A launch was scheduled for tonight in Toronto of a brand new literary magazine called Little Brother. According to a story in Quill & Quire,
The quarterly of essays and short stories will take a wider-than-usual approach to Canadian literary culture and criticism. “The idea of Little Brother is to embrace that we can be smaller and we can be unique,” [Emily M.]Keeler [the founder and editor] says. “Essays … don’t have to be timely, you can talk about anything as long as it’s meaningful to you, and you can say it in a compelling way.”
Keeler funded the first issue herself, and is optimistic that by keeping costs down, she can make enough money from subscriptions, and select newsstand and online sales to keep rolling her investment back into the magazine, which retails for $12. “We haven’t even launched yet, and so far we’ve almost broken even on pre-orders and subscriptions alone,” she says.
One unusual aspect of the magazine is that it is produced, by "risograph" technology (which, frankly, we'd never heard of), essentially high speed photocopying.

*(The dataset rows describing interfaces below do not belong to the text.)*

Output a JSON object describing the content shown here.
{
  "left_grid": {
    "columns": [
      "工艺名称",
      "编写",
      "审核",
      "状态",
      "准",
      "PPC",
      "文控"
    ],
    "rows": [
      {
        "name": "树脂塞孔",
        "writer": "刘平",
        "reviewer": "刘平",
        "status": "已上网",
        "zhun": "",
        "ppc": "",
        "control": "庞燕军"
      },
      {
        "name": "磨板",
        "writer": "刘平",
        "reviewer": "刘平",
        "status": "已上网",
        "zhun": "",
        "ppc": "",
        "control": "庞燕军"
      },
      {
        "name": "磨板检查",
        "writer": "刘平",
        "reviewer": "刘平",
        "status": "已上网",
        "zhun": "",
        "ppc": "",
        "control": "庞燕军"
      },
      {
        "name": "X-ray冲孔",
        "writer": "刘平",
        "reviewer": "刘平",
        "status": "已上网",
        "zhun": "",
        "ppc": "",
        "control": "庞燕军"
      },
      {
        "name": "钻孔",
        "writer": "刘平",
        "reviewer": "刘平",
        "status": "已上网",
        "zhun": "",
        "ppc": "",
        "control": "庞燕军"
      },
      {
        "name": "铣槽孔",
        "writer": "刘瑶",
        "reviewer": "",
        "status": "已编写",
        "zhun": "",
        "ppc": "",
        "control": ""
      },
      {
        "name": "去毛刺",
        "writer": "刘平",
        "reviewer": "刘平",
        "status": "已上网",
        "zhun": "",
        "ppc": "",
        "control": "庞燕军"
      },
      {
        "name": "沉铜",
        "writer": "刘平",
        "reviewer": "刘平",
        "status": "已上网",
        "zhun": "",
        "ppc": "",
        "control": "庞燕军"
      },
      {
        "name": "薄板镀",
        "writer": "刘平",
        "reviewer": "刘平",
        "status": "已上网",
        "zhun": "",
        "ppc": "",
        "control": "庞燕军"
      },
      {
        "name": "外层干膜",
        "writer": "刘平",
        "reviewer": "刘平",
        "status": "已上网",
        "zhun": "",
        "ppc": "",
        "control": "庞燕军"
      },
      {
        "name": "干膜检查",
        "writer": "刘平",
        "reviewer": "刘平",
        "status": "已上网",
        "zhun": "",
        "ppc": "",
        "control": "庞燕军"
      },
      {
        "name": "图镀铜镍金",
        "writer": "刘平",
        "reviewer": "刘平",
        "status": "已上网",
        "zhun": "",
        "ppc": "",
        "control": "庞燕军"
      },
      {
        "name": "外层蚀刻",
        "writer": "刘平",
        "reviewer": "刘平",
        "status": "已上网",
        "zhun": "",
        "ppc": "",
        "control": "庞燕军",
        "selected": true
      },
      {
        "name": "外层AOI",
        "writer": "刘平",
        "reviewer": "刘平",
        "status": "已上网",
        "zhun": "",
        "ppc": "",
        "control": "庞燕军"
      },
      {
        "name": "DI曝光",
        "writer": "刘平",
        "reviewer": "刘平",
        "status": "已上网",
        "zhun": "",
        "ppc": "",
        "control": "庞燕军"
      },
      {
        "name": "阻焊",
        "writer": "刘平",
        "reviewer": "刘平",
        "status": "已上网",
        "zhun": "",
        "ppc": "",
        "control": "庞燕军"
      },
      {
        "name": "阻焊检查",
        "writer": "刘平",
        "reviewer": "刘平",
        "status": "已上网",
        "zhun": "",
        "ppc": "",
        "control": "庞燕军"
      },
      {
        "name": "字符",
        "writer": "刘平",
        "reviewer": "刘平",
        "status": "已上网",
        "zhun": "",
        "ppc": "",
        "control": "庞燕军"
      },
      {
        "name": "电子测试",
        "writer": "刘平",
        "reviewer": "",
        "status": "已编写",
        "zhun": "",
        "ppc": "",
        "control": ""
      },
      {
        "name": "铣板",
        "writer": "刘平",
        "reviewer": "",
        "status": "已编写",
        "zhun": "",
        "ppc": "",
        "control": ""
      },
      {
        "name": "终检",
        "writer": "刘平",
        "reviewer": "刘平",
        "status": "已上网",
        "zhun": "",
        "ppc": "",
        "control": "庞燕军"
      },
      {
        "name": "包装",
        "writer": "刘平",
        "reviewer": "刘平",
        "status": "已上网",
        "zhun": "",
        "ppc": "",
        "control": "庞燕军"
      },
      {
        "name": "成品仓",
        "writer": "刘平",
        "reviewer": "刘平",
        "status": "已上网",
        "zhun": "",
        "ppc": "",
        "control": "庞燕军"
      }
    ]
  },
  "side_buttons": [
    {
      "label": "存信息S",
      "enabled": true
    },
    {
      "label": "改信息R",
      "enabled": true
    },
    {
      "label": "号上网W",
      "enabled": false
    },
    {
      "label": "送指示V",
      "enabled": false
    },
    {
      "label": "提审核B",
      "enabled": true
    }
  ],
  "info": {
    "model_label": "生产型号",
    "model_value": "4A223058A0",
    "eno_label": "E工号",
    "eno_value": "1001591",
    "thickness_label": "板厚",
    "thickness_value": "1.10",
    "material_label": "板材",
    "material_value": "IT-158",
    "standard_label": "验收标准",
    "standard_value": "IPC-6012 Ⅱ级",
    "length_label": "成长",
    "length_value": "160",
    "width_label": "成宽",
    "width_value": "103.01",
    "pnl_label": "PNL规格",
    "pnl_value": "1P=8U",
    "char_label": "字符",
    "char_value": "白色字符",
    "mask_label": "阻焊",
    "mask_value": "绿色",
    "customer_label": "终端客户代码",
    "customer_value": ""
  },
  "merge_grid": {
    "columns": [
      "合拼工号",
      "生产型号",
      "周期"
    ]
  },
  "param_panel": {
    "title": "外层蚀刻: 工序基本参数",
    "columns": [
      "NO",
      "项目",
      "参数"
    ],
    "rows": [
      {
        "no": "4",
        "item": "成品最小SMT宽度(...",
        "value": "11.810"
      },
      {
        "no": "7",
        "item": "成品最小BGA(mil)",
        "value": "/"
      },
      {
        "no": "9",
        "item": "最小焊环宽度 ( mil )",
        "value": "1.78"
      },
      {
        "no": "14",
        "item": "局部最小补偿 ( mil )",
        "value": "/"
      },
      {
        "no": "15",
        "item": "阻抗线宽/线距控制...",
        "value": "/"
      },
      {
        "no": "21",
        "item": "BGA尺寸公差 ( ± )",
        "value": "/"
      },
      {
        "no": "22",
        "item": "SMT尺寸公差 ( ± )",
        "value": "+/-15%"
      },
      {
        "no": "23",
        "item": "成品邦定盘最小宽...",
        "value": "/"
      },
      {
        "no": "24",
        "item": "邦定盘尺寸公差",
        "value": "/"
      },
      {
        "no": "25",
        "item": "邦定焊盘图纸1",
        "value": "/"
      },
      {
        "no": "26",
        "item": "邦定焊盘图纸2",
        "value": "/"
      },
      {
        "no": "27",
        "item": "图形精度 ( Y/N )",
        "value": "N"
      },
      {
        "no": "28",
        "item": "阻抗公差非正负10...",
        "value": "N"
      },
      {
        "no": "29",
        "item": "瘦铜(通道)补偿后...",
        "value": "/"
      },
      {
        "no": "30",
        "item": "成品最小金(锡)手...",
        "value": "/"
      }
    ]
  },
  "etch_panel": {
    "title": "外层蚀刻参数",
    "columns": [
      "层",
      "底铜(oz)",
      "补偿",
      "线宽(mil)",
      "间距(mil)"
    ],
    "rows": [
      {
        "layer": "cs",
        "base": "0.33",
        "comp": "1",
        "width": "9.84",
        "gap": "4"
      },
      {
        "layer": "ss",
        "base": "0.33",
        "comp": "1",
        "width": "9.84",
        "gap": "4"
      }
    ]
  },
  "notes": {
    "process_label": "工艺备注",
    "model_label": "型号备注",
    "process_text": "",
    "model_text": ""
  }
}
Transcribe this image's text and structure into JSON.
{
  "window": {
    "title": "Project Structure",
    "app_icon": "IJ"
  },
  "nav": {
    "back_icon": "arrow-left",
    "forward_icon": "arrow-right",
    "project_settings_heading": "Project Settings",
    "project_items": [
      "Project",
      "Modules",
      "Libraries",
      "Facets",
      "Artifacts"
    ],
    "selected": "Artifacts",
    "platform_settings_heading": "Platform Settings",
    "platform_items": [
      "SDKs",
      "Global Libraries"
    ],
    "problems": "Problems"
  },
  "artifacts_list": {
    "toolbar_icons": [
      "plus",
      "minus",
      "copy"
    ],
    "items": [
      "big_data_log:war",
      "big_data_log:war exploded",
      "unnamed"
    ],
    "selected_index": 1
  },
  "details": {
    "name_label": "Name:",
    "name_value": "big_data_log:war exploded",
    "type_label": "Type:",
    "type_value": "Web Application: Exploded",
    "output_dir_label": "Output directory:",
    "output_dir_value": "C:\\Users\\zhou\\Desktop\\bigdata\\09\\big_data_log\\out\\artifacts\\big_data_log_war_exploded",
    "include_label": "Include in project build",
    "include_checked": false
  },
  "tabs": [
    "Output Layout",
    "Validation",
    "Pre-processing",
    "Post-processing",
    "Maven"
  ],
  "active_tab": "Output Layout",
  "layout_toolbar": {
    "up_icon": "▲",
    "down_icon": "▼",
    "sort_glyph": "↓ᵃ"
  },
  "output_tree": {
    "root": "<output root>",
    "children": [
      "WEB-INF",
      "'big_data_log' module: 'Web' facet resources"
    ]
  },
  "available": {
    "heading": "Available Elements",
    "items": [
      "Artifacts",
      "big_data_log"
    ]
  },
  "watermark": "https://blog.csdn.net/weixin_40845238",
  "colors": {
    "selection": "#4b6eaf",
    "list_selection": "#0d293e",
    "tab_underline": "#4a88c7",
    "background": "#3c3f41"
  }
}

It also has a Tumblr site.
“One of the reasons I wanted to start this magazine was because a lot of the Canadian literary publications are either more established, more serious, and tied to universities, or they seem to have a rotating roster of contributors,” she says. “It doesn’t seem as if there’s a great deal of brand new [writers].”